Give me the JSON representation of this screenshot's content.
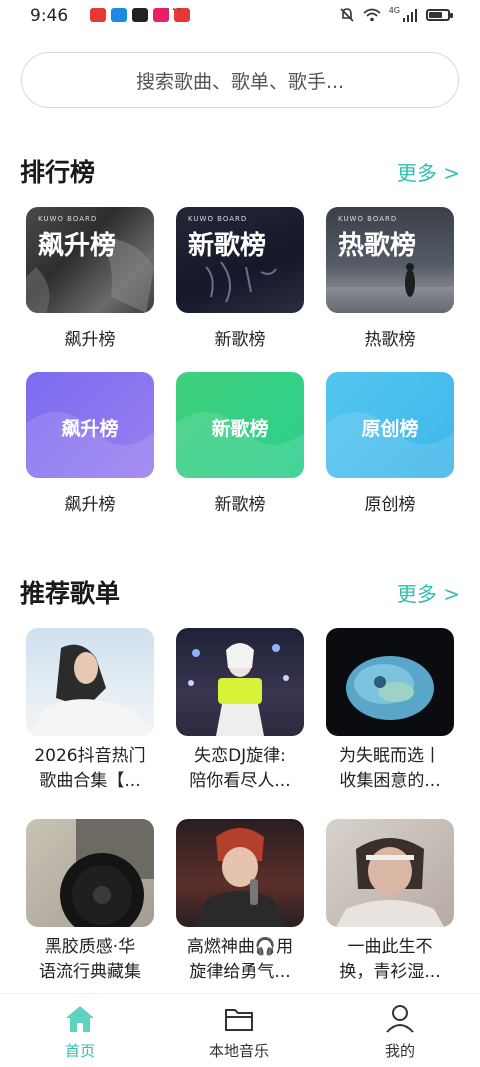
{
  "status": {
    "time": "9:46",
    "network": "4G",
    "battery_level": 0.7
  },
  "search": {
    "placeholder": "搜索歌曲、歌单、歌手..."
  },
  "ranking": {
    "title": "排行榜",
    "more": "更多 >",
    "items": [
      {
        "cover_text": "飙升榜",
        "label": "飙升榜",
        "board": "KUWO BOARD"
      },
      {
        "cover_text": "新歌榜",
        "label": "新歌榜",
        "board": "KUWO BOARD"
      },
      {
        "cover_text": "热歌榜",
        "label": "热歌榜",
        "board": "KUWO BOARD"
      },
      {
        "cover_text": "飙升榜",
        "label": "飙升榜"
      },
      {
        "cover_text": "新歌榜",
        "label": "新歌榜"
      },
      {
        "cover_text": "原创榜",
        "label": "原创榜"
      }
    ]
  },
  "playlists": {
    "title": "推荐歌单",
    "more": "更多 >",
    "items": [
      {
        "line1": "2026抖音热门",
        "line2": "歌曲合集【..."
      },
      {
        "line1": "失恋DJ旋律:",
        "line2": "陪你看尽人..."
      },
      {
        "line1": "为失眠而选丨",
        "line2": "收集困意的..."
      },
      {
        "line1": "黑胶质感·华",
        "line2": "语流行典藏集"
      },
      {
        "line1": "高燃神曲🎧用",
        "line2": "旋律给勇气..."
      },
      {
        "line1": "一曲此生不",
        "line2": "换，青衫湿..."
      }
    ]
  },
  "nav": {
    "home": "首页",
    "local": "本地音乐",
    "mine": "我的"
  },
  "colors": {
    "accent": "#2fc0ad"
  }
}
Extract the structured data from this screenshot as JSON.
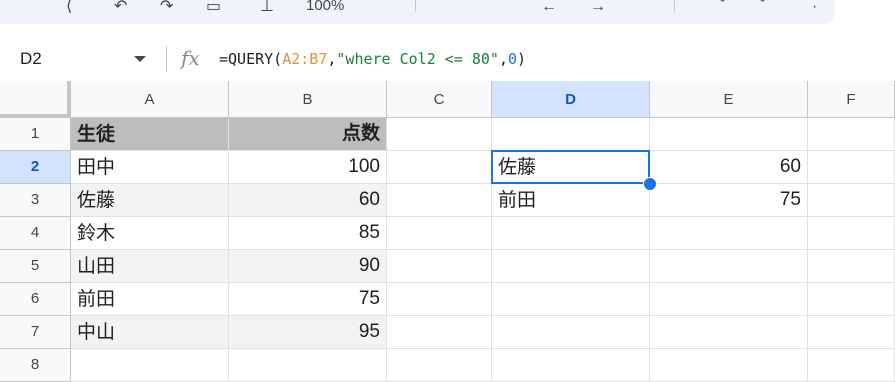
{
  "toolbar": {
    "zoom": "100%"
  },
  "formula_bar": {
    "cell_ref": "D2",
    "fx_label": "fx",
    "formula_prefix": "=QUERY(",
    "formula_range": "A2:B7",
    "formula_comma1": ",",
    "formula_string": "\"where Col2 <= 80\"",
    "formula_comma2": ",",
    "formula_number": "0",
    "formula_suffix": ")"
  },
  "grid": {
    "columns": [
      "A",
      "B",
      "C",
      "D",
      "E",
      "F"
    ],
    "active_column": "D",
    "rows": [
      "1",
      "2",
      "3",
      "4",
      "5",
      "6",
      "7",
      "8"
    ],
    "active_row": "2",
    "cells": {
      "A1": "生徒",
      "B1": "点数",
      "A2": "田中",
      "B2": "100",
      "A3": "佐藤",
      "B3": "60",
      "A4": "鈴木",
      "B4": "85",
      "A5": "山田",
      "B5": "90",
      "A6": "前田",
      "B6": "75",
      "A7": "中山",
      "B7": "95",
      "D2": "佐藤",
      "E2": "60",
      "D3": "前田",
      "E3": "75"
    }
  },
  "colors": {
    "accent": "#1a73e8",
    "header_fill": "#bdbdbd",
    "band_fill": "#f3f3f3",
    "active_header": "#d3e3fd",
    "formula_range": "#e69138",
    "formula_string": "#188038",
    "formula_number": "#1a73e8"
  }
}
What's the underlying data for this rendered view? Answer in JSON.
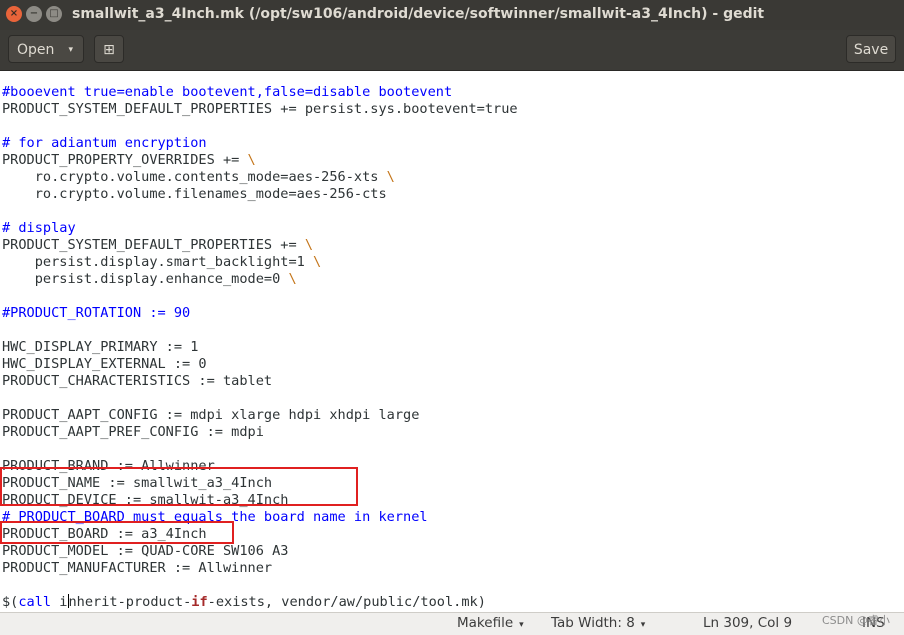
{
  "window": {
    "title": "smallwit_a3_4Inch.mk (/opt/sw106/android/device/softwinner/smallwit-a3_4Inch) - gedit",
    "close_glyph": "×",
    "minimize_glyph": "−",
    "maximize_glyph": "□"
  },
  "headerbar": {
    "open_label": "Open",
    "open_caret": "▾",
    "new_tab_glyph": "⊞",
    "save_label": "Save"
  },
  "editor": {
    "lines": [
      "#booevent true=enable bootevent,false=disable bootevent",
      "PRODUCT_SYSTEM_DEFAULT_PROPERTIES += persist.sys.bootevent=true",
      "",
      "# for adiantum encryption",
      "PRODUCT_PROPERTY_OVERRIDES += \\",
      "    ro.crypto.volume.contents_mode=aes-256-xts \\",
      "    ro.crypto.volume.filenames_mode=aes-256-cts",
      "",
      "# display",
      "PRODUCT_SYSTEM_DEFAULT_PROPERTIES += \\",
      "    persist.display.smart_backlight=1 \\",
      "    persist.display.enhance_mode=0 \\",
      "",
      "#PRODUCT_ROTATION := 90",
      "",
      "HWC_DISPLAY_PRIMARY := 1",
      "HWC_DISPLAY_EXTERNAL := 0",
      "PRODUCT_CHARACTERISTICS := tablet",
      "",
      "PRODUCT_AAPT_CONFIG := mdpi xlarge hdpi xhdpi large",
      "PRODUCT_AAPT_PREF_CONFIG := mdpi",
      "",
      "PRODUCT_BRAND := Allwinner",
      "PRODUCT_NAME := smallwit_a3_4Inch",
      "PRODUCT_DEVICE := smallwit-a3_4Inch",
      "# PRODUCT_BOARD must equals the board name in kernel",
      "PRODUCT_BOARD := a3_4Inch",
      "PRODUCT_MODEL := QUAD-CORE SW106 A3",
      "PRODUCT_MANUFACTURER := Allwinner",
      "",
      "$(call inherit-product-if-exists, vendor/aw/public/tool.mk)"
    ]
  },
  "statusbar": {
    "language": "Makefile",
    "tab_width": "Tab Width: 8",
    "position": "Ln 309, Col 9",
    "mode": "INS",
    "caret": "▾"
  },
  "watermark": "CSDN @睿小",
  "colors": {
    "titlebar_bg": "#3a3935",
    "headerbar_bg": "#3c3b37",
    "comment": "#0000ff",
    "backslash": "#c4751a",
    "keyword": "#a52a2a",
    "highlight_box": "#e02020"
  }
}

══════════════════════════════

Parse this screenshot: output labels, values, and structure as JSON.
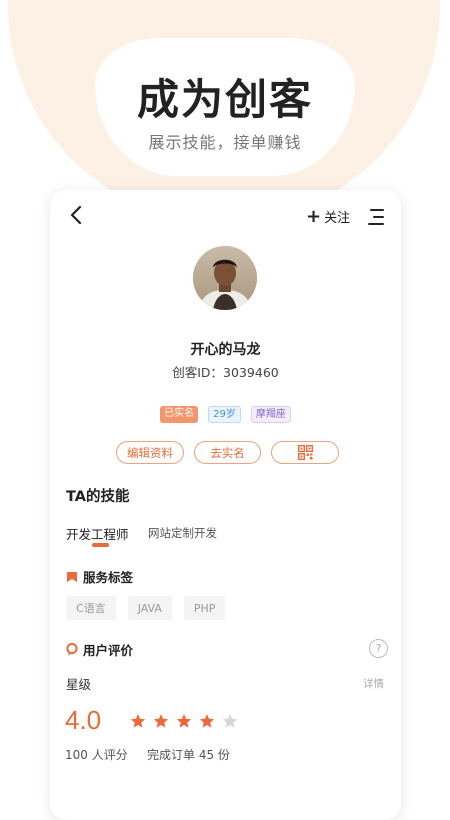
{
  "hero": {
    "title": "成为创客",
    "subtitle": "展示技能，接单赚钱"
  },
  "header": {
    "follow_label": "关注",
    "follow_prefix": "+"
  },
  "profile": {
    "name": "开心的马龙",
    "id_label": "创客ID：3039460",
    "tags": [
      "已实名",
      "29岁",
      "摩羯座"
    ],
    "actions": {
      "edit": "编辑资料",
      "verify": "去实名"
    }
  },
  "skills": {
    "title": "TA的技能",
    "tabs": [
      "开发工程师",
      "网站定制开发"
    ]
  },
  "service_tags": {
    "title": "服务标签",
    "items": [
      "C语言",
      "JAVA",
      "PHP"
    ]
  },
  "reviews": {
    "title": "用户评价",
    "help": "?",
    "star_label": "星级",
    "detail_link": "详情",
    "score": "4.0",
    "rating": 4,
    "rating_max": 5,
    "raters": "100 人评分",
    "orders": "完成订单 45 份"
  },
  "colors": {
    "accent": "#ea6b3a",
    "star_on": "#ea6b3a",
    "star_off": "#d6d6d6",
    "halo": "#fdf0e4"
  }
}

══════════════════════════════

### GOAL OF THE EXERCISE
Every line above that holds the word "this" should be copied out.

### FINISHED EXERCISE
Give me the JSON representation of this screenshot's content.
Extract the structured data from this screenshot as JSON.
What's the underlying data for this rendered view? Answer in JSON.
Parse this screenshot: output labels, values, and structure as JSON.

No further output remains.